• **Try it**
Your response needs to be the data below, retyped exactly.

• **Material shown**
--- START ---
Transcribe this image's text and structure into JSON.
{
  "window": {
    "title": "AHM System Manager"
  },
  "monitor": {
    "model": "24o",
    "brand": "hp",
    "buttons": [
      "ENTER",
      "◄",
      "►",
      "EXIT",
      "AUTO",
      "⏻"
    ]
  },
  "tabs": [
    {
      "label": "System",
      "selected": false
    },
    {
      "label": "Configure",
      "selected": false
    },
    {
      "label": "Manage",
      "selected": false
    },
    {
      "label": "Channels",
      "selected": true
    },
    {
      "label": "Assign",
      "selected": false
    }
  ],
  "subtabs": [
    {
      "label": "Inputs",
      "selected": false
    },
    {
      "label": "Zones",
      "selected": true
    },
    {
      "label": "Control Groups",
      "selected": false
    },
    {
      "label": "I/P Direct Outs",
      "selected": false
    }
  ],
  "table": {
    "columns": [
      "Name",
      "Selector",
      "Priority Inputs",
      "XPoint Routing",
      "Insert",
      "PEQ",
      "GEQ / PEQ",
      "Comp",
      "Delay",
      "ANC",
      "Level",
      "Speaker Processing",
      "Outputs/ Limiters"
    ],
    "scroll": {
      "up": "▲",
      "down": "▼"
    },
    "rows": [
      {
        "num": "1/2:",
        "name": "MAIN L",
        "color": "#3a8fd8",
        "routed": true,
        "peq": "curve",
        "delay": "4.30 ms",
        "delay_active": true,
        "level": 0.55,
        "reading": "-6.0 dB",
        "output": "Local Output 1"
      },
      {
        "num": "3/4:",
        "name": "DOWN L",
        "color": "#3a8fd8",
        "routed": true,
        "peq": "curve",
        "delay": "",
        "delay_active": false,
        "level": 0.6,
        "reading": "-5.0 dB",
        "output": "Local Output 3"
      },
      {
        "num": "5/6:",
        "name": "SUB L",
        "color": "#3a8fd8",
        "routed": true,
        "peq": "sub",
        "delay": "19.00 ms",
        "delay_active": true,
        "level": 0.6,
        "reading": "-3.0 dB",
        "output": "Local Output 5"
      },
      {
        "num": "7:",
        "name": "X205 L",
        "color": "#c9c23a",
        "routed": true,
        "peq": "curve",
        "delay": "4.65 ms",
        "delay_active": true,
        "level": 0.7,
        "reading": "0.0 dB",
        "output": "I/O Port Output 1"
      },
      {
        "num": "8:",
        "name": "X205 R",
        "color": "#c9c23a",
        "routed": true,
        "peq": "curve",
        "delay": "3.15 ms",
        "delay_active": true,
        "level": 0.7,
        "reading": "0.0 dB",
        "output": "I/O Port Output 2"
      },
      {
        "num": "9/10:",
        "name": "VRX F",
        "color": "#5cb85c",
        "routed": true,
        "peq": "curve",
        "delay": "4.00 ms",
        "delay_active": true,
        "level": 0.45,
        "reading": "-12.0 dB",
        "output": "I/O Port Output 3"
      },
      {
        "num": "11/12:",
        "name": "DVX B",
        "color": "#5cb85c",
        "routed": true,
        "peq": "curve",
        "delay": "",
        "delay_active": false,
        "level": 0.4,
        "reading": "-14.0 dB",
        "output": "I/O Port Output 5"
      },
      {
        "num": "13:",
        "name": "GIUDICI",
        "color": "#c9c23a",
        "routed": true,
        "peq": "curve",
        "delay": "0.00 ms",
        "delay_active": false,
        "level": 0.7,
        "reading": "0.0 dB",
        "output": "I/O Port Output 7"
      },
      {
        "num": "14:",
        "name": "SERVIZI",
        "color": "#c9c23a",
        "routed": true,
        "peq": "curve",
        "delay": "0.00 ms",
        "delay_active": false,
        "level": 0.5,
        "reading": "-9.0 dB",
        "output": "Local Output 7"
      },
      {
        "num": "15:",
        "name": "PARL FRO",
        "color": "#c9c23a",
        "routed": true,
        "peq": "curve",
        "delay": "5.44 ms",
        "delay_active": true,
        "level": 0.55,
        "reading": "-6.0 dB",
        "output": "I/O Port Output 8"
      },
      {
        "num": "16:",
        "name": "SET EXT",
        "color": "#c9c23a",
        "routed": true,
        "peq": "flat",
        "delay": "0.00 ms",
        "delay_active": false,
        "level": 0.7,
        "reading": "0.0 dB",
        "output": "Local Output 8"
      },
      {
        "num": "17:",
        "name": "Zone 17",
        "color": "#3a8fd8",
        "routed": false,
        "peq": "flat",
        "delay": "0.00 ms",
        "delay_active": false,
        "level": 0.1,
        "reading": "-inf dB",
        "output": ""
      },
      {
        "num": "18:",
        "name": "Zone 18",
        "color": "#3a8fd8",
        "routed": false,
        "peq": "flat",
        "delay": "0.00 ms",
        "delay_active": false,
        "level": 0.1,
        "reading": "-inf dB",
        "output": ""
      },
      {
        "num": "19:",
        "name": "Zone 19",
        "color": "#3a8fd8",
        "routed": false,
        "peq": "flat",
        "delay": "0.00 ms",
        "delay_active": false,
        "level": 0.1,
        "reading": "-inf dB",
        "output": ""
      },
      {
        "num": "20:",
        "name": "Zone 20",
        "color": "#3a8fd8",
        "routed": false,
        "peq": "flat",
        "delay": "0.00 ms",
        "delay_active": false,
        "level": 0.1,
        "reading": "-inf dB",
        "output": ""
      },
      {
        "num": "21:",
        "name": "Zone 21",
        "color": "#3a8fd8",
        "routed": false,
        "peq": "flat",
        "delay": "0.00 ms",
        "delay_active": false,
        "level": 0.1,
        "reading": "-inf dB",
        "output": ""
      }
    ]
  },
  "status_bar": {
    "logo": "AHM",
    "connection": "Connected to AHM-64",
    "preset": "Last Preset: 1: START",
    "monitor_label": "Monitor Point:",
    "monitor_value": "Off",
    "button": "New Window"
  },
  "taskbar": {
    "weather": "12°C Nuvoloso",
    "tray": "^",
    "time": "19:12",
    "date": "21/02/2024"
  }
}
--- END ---
• **Answer space**
Transcribe this image's text and structure into JSON.
{
  "window": {
    "title": "AHM System Manager"
  },
  "monitor": {
    "model": "24o",
    "brand": "hp",
    "buttons": [
      "ENTER",
      "◄",
      "►",
      "EXIT",
      "AUTO",
      "⏻"
    ]
  },
  "tabs": [
    {
      "label": "System",
      "selected": false
    },
    {
      "label": "Configure",
      "selected": false
    },
    {
      "label": "Manage",
      "selected": false
    },
    {
      "label": "Channels",
      "selected": true
    },
    {
      "label": "Assign",
      "selected": false
    }
  ],
  "subtabs": [
    {
      "label": "Inputs",
      "selected": false
    },
    {
      "label": "Zones",
      "selected": true
    },
    {
      "label": "Control Groups",
      "selected": false
    },
    {
      "label": "I/P Direct Outs",
      "selected": false
    }
  ],
  "table": {
    "columns": [
      "Name",
      "Selector",
      "Priority Inputs",
      "XPoint Routing",
      "Insert",
      "PEQ",
      "GEQ / PEQ",
      "Comp",
      "Delay",
      "ANC",
      "Level",
      "Speaker Processing",
      "Outputs/ Limiters"
    ],
    "scroll": {
      "up": "▲",
      "down": "▼"
    },
    "rows": [
      {
        "num": "1/2:",
        "name": "MAIN L",
        "color": "#3a8fd8",
        "routed": true,
        "peq": "curve",
        "delay": "4.30 ms",
        "delay_active": true,
        "level": 0.55,
        "reading": "-6.0 dB",
        "output": "Local Output 1"
      },
      {
        "num": "3/4:",
        "name": "DOWN L",
        "color": "#3a8fd8",
        "routed": true,
        "peq": "curve",
        "delay": "",
        "delay_active": false,
        "level": 0.6,
        "reading": "-5.0 dB",
        "output": "Local Output 3"
      },
      {
        "num": "5/6:",
        "name": "SUB L",
        "color": "#3a8fd8",
        "routed": true,
        "peq": "sub",
        "delay": "19.00 ms",
        "delay_active": true,
        "level": 0.6,
        "reading": "-3.0 dB",
        "output": "Local Output 5"
      },
      {
        "num": "7:",
        "name": "X205 L",
        "color": "#c9c23a",
        "routed": true,
        "peq": "curve",
        "delay": "4.65 ms",
        "delay_active": true,
        "level": 0.7,
        "reading": "0.0 dB",
        "output": "I/O Port Output 1"
      },
      {
        "num": "8:",
        "name": "X205 R",
        "color": "#c9c23a",
        "routed": true,
        "peq": "curve",
        "delay": "3.15 ms",
        "delay_active": true,
        "level": 0.7,
        "reading": "0.0 dB",
        "output": "I/O Port Output 2"
      },
      {
        "num": "9/10:",
        "name": "VRX F",
        "color": "#5cb85c",
        "routed": true,
        "peq": "curve",
        "delay": "4.00 ms",
        "delay_active": true,
        "level": 0.45,
        "reading": "-12.0 dB",
        "output": "I/O Port Output 3"
      },
      {
        "num": "11/12:",
        "name": "DVX B",
        "color": "#5cb85c",
        "routed": true,
        "peq": "curve",
        "delay": "",
        "delay_active": false,
        "level": 0.4,
        "reading": "-14.0 dB",
        "output": "I/O Port Output 5"
      },
      {
        "num": "13:",
        "name": "GIUDICI",
        "color": "#c9c23a",
        "routed": true,
        "peq": "curve",
        "delay": "0.00 ms",
        "delay_active": false,
        "level": 0.7,
        "reading": "0.0 dB",
        "output": "I/O Port Output 7"
      },
      {
        "num": "14:",
        "name": "SERVIZI",
        "color": "#c9c23a",
        "routed": true,
        "peq": "curve",
        "delay": "0.00 ms",
        "delay_active": false,
        "level": 0.5,
        "reading": "-9.0 dB",
        "output": "Local Output 7"
      },
      {
        "num": "15:",
        "name": "PARL FRO",
        "color": "#c9c23a",
        "routed": true,
        "peq": "curve",
        "delay": "5.44 ms",
        "delay_active": true,
        "level": 0.55,
        "reading": "-6.0 dB",
        "output": "I/O Port Output 8"
      },
      {
        "num": "16:",
        "name": "SET EXT",
        "color": "#c9c23a",
        "routed": true,
        "peq": "flat",
        "delay": "0.00 ms",
        "delay_active": false,
        "level": 0.7,
        "reading": "0.0 dB",
        "output": "Local Output 8"
      },
      {
        "num": "17:",
        "name": "Zone 17",
        "color": "#3a8fd8",
        "routed": false,
        "peq": "flat",
        "delay": "0.00 ms",
        "delay_active": false,
        "level": 0.1,
        "reading": "-inf dB",
        "output": ""
      },
      {
        "num": "18:",
        "name": "Zone 18",
        "color": "#3a8fd8",
        "routed": false,
        "peq": "flat",
        "delay": "0.00 ms",
        "delay_active": false,
        "level": 0.1,
        "reading": "-inf dB",
        "output": ""
      },
      {
        "num": "19:",
        "name": "Zone 19",
        "color": "#3a8fd8",
        "routed": false,
        "peq": "flat",
        "delay": "0.00 ms",
        "delay_active": false,
        "level": 0.1,
        "reading": "-inf dB",
        "output": ""
      },
      {
        "num": "20:",
        "name": "Zone 20",
        "color": "#3a8fd8",
        "routed": false,
        "peq": "flat",
        "delay": "0.00 ms",
        "delay_active": false,
        "level": 0.1,
        "reading": "-inf dB",
        "output": ""
      },
      {
        "num": "21:",
        "name": "Zone 21",
        "color": "#3a8fd8",
        "routed": false,
        "peq": "flat",
        "delay": "0.00 ms",
        "delay_active": false,
        "level": 0.1,
        "reading": "-inf dB",
        "output": ""
      }
    ]
  },
  "status_bar": {
    "logo": "AHM",
    "connection": "Connected to AHM-64",
    "preset": "Last Preset: 1: START",
    "monitor_label": "Monitor Point:",
    "monitor_value": "Off",
    "button": "New Window"
  },
  "taskbar": {
    "weather": "12°C Nuvoloso",
    "tray": "^",
    "time": "19:12",
    "date": "21/02/2024"
  }
}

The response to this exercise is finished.